Still, lenders did take back more homes last month in several states, including Georgia, New York, Virginia, New Jersey and Michigan.

Going by the pace of home repossessions so far this year, Sharga estimates banks will take back 800,000 homes this year, down from more than 1 million last year.

Underscoring the scope of the foreclosure delays, initial notices of default, which mark the start of the foreclosure process, have posted annual declines the past 16 months, even though there are some 4 million U.S. homeowners who are at least three months behind on their mortgage. Ordinarily, most of them would already be in foreclosure.

The pace of homes entering the foreclosure process and those ending up as bank-owned properties began slowing sharply last fall, when allegations surfaced that many banks relied on erroneous documents when they foreclosed on thousands of homes.

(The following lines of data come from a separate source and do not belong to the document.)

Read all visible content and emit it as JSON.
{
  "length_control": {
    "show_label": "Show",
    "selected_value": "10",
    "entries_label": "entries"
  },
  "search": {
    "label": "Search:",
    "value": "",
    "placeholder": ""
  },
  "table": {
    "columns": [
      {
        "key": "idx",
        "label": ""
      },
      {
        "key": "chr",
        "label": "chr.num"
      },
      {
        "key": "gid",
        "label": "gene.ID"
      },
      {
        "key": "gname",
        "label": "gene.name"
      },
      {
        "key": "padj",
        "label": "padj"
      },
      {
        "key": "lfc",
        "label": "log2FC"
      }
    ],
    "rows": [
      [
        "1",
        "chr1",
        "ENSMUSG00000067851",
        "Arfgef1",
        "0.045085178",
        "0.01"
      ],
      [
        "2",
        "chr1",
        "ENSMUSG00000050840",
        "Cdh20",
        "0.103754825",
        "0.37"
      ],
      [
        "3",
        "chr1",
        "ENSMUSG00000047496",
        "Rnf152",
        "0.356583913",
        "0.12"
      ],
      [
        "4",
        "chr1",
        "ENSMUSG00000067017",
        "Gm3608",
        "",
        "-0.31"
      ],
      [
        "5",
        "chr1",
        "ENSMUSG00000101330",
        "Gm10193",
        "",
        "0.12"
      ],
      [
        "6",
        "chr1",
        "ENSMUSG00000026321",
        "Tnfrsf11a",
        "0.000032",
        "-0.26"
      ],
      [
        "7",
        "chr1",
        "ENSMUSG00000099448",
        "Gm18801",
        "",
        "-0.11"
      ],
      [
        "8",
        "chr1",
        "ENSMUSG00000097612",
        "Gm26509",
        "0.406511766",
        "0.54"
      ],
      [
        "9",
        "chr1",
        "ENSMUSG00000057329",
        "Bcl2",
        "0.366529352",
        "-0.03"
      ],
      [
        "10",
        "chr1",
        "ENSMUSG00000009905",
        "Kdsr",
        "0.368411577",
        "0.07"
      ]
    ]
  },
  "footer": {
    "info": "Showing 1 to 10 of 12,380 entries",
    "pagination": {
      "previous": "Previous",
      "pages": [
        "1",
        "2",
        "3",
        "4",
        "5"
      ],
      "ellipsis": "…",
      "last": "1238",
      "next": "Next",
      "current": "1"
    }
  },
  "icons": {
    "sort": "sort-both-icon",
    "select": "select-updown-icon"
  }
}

Since then, banks, federal regulators and state attorneys general have been reviewing how foreclosures were carried out the past two years. That has prompted lenders to resubmit paperwork on foreclosures and, in states where courts play a role in the process, caused a logjam of foreclosure cases.

Lenders also have put off on taking action against delinquent borrowers as U.S. home sales have slowed this year.

In many cases, banks are only going forward with the foreclosure process as quickly as they can sell the properties they already have on the market, Sharga said.

Banks have almost 900,000 properties already on their books, so if the ones on the market aren't selling, there's little incentive for them to take back more homes that will end up sitting vacant.

Combined with the 1.1 million homes in some stage of foreclosure, the properties represent more than three years of housing inventory at the current sales pace - and that's if no other homes go into foreclosure.

The backlog spells further declines in home values, as homes in foreclosure sell at a 20 percent discount on average, and those discounts erode prices throughout a neighborhood.

One bright spot is that the number of home loans that are at least 90 days late has fallen five quarters in a row and are at the lowest level since the start of 2009, according to the Mortgage Bankers Association.

That's partly because loans made in the aftermath of the credit crisis, when lenders tightened underwriting standards, are not becoming delinquent as often as riskier loans made between 2005 and 2007. That means fewer of those loans are likely to into foreclosure.

Despite the drop in foreclosure activity last month, several states continue to have outsized foreclosure rates.

Nevada led the nation, with one in every 103 households receiving a foreclosure notice in May. Bank repossessions fell 21 percent from April, but initial notices of default rose 8 percent.

Rounding out the top 10 states with the highest foreclosure rate in May are Arizona, California, Michigan, Utah, Georgia, Idaho, Florida, Illinois and Colorado.